"That's what's so silly," Bowlsby said. "… It's [ESPN's] prerogative to say they think it's too early to start negotiating. They didn't say they didn't want to be our partner. They didn't say our value was going to go down. They didn't say anything derogatory about it at all."

Six days after news initially broke on July 21 that Texas and Oklahoma were planning to leave the Big 12, the programs said they would not extend their grant of rights beyond 2025 when that current contract expires with ESPN and Fox. Grant of rights deals allow conferences to control television revenue for their members. If a team or teams leave before the contract is up, the league still maintains those rights.

That is part of the reason Texas and Oklahoma have pledged to stay in the Big 12 for the remaining four years of the TV deal. Bowlsby reiterated that his conference intends to hold the programs to that contract.

Asked about rumors he demanded Big 12 schools extend their grant of rights agreements beyond 2025, Bowlsby had a simple response: "Bullshit."

Bowlsby understands why the Big 12 wasn't invited to the three-conference alliance formed by the ACC, Big Ten and Pac-12 over the summer. For the moment, the three leagues plan to play nonconference games against each other while perhaps creating stand-alone, neutral-site basketball events.

Those conference commissioners have also made veiled comments about uniting against the SEC's growing power with the addition of Texas and Oklahoma.

"I understand why they didn't have us be a part of it," Bowlsby said. "They're concerned about antitrust considerations circling around the SEC. The other reason is we're losing members, and we weren't in a position to make a commitment."

The Big Ten and Pac-12, at least, are considering playing one less conference game (dropping from nine to eight) to improve their schedule strengths with more high-profile nonconference games.

"Conference content is always going to be better than nonconference contest," Bowlsby said. "That's a decision we're going to have to make [in the new 12-team Big 12]. But the Pac-12 going to eight games is crazy. They're not going to get nonconference games that are as good as their league games."

To combat the departures of Texas and Oklahoma, the Big 12 is bringing in Cincinnati, Houston and UCF from the American.

Bowlsby remains unconcerned about his league retaining Power Five status in realignment. In the current configuration, the major conferences hold that distinction as they hold a collection of the game's best football brands. They also have autonomy voting designation (weighted voting) in NCAA governance.

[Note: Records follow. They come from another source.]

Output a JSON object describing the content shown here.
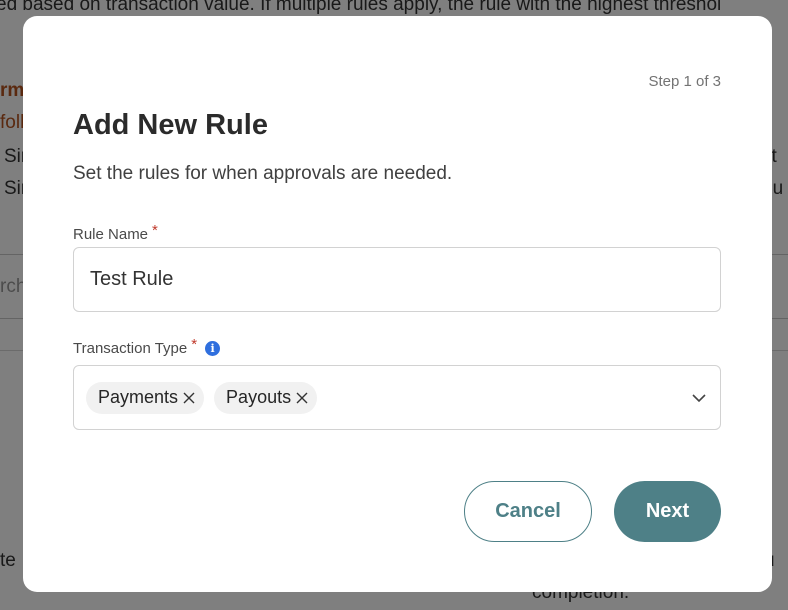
{
  "background": {
    "intro_text": "ed based on transaction value. If multiple rules apply, the rule with the highest threshol",
    "heading_fragment": "rm",
    "sub_fragment": "foll",
    "list_item_1_fragment": "Sir",
    "list_item_2_fragment": "Sir",
    "right_fragment_1": "st",
    "right_fragment_2": "ou",
    "search_fragment": "rch",
    "left_bottom_fragment": "te",
    "right_bottom_fragment": "u",
    "completion_text": "completion."
  },
  "modal": {
    "step": "Step 1 of 3",
    "title": "Add New Rule",
    "subtitle": "Set the rules for when approvals are needed.",
    "rule_name": {
      "label": "Rule Name",
      "required_mark": "*",
      "value": "Test Rule"
    },
    "transaction_type": {
      "label": "Transaction Type",
      "required_mark": "*",
      "info_icon": "info-icon",
      "info_glyph": "i",
      "selected": [
        "Payments",
        "Payouts"
      ]
    },
    "buttons": {
      "cancel": "Cancel",
      "next": "Next"
    }
  },
  "colors": {
    "accent": "#4e8087",
    "required": "#c0392b",
    "info": "#2f6fde",
    "overlay": "rgba(0,0,0,0.5)"
  }
}
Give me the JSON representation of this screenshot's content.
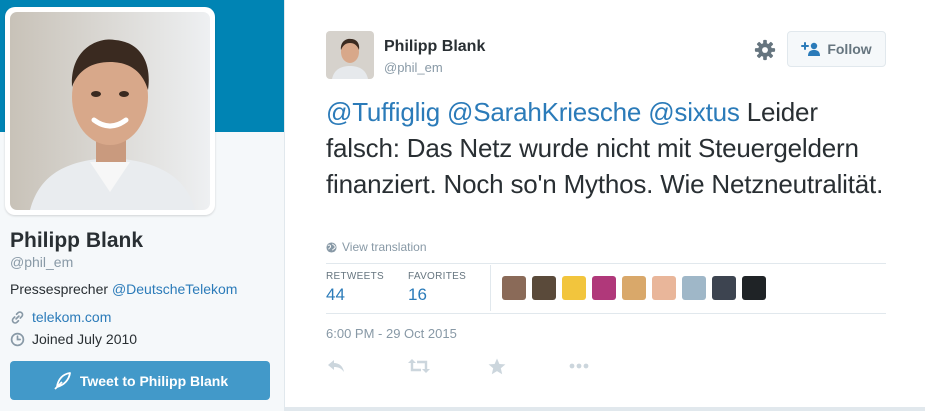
{
  "profile": {
    "name": "Philipp Blank",
    "handle": "@phil_em",
    "bio_text": "Pressesprecher ",
    "bio_mention": "@DeutscheTelekom",
    "url": "telekom.com",
    "joined": "Joined July 2010",
    "tweet_to_label": "Tweet to Philipp Blank"
  },
  "tweet": {
    "author_name": "Philipp Blank",
    "author_handle": "@phil_em",
    "follow_label": "Follow",
    "mentions": [
      "@Tuffiglig",
      "@SarahKriesche",
      "@sixtus"
    ],
    "body": "Leider falsch: Das Netz wurde nicht mit Steuergeldern finanziert. Noch so'n Mythos. Wie Netzneutralität.",
    "view_translation": "View translation",
    "retweets_label": "RETWEETS",
    "retweets_count": "44",
    "favorites_label": "FAVORITES",
    "favorites_count": "16",
    "timestamp": "6:00 PM - 29 Oct 2015"
  },
  "favoriters": [
    {
      "icon": "user-avatar",
      "color": "#8a6a58"
    },
    {
      "icon": "user-avatar",
      "color": "#5a4a3a"
    },
    {
      "icon": "simpsons-avatar",
      "color": "#f2c53d"
    },
    {
      "icon": "user-avatar",
      "color": "#b0387a"
    },
    {
      "icon": "user-avatar",
      "color": "#d9a86a"
    },
    {
      "icon": "user-avatar",
      "color": "#e9b69a"
    },
    {
      "icon": "robot-avatar",
      "color": "#9fb7c8"
    },
    {
      "icon": "user-avatar",
      "color": "#3d4450"
    },
    {
      "icon": "user-avatar",
      "color": "#1f2326"
    }
  ],
  "colors": {
    "banner": "#0084b4",
    "link": "#2b7bb9",
    "tweet_button": "#4299c9",
    "muted": "#8899a6"
  }
}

"There is no such thing as a Power Five," Bowlsby said. "[The media] likes 'Power Five'.  We don't really ever use the 'Power Five'."

Power Five status for the Big 12 could eventually be defined when it's time to divide revenue for the expanded College Football PLayoff. Will the Big 12 -- without Texas and Oklahoma -- get a full share, same as the rest of the Power Five leagues, or will they have to share in the lump sum awarded to the Group of Five conferences?

"Revenue sharing is going to be an issue at some point in time," Bowlsby admitted.